- You need to go in with a number in mind. It’s very hard to go up from a number that management has set. Your self-evaluation doesn’t just point out things the manager or owner is unaware of, but those things need to be translated, by you, into a worth in dollars to the company. Even if your number is high management now has a benchmark for negotiation.
- Plan your number. For example, if you asked for $43,600 you might get an offer of $43,00. If you asked for $43,000 then you would probably get an offer of $40,000. That’s a big difference. It’s always easier for management to go the nearest round number.
- Ask during busy times. It’s always easier to get a raise during a project than after it’s completed. If you are needed to complete that project then that makes your self-evaluation and your value more readily apparent to management. Always be thinking in terms of your value in dollars to the company.
Why Eighty-Five Percent Get Something
Whenever I asked for more compensation I always felt I presented a pretty good case of dollars and cents. I didn’t just walk in and ask for more money. Value is not an expense to a company. Good, loyal, employees are worth their weight in gold.
Anyone who does any hiring at all will tell you that finding someone with a good work ethic is harder than it sounds. Unless the company is poorly managed and it’s cash flow is uncertain then some form of increased compensation should happen if you’ve made your case.

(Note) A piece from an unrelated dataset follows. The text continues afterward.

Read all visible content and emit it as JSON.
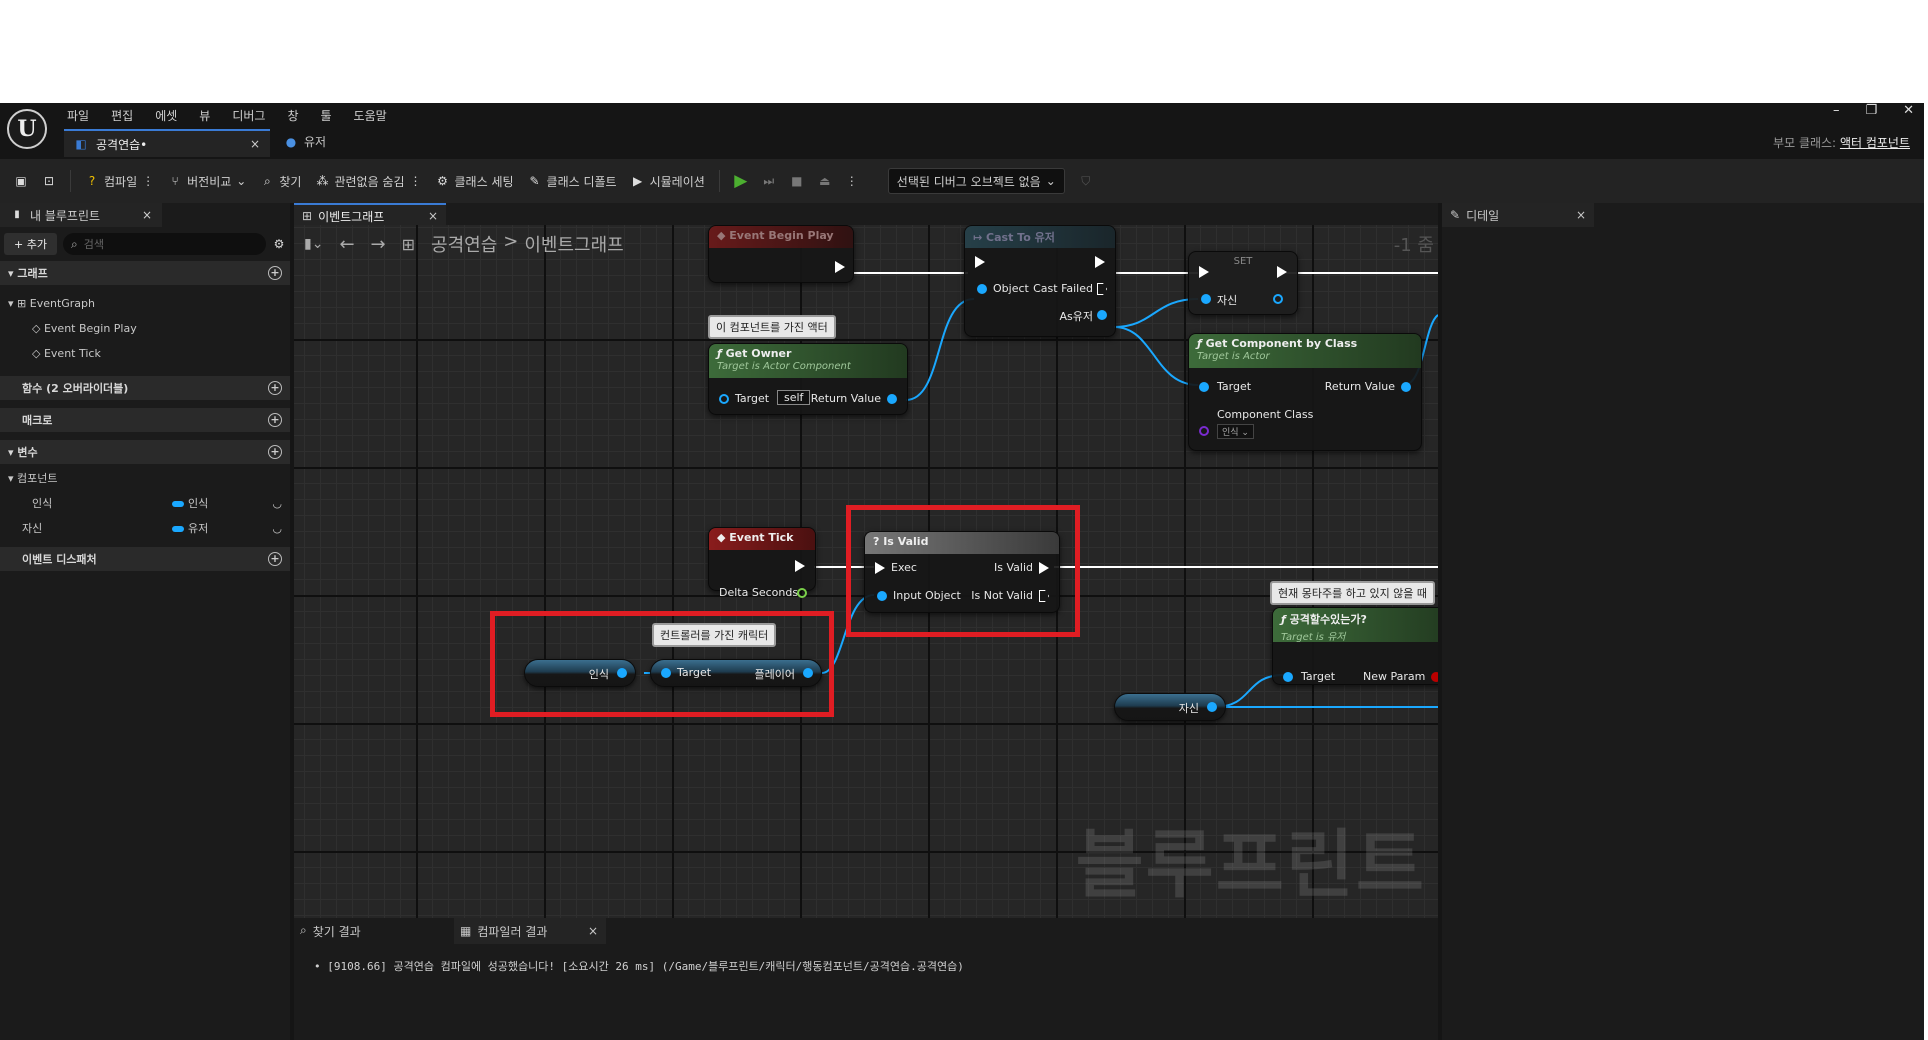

If the company is poorly managed, cash flow is erratic and aren’t able to give you an increase then that should be a red flag that things might get worse before they get better. Make sure you have a current resume handy.
Some Final Thoughts
Payroll costs are often the largest expense to most businesses. However, to smart companies payroll is an investment more than an expense. Good employees produce a return on that investment and keep the company doors open. Paying them for that value will pay off in the long run.
It’s Monday — go ask for a raise.